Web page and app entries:

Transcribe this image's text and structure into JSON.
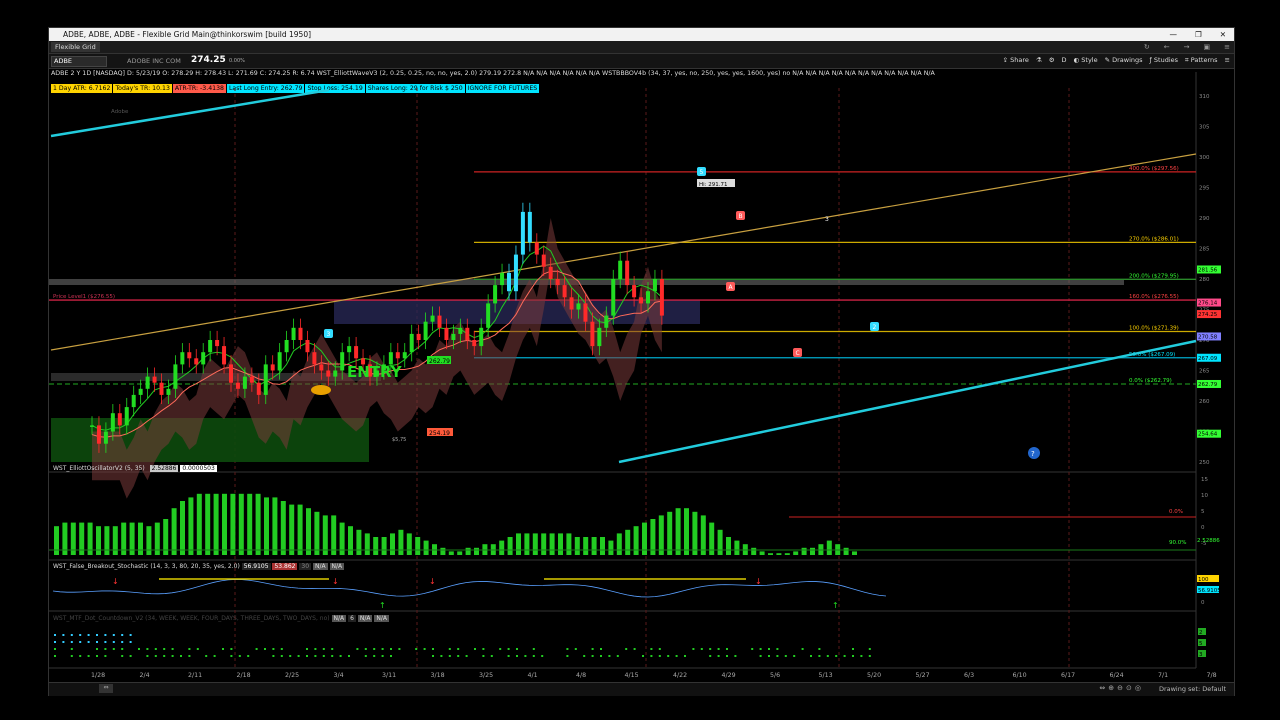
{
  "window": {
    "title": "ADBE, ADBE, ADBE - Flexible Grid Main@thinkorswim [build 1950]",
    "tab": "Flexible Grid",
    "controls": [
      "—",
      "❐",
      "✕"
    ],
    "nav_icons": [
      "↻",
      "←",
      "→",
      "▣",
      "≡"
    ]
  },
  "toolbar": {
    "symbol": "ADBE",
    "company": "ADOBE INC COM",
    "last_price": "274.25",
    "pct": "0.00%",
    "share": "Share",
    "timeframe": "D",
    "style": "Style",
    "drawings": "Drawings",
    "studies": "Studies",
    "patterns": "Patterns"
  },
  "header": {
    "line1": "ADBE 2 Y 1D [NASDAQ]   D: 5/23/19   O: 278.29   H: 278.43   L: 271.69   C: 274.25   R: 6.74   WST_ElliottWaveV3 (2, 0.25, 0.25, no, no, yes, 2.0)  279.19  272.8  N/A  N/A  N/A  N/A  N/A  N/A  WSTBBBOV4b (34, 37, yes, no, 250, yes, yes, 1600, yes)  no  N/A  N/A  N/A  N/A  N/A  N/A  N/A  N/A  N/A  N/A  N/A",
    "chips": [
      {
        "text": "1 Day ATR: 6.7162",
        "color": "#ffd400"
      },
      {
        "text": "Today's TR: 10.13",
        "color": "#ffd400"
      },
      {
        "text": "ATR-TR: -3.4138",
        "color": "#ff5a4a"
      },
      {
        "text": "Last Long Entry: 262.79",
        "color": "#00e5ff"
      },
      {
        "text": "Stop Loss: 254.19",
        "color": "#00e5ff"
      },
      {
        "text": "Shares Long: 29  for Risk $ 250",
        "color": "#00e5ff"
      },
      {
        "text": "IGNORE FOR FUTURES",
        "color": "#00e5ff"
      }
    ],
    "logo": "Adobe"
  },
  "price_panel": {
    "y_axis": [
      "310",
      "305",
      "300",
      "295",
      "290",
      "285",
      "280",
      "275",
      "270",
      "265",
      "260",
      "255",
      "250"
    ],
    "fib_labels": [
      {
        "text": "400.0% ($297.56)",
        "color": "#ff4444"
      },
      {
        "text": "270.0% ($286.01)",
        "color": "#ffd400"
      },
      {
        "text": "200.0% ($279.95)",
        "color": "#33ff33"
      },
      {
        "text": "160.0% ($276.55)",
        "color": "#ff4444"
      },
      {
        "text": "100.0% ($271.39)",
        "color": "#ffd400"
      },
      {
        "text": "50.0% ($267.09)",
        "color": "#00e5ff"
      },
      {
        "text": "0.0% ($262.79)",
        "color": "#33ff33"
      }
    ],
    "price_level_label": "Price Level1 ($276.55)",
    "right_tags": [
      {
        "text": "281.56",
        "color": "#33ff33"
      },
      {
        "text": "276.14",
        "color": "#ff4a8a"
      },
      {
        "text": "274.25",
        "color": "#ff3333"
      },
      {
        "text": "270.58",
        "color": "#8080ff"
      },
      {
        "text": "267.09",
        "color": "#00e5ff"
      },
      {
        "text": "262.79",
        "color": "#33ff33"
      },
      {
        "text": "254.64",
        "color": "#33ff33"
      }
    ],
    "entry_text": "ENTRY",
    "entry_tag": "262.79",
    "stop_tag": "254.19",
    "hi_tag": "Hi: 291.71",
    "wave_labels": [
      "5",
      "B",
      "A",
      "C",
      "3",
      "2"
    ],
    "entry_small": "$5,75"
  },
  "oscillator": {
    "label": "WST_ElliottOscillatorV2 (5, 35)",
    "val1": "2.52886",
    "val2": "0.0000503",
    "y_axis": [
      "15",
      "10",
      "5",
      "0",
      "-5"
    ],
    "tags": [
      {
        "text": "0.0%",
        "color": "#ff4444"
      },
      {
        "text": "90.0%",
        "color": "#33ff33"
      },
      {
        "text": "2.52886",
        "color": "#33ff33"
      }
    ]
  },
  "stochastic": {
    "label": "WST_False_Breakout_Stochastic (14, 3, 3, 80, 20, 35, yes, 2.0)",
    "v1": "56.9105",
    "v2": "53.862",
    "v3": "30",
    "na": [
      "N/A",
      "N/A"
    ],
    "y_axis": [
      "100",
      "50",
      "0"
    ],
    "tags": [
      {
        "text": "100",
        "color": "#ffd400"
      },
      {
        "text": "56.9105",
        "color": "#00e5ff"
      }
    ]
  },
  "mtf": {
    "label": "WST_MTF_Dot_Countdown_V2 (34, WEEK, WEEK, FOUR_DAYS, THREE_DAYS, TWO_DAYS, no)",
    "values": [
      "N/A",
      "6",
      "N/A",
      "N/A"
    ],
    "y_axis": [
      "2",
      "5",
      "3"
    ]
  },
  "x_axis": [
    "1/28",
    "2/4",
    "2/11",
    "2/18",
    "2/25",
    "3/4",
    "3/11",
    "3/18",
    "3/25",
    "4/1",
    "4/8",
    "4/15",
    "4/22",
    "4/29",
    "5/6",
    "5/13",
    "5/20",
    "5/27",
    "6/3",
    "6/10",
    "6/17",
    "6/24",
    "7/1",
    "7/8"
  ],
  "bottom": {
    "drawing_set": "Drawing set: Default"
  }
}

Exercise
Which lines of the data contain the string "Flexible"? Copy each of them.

Solved problem
    "title": "ADBE, ADBE, ADBE - Flexible Grid Main@thinkorswim [build 1950]",
    "tab": "Flexible Grid",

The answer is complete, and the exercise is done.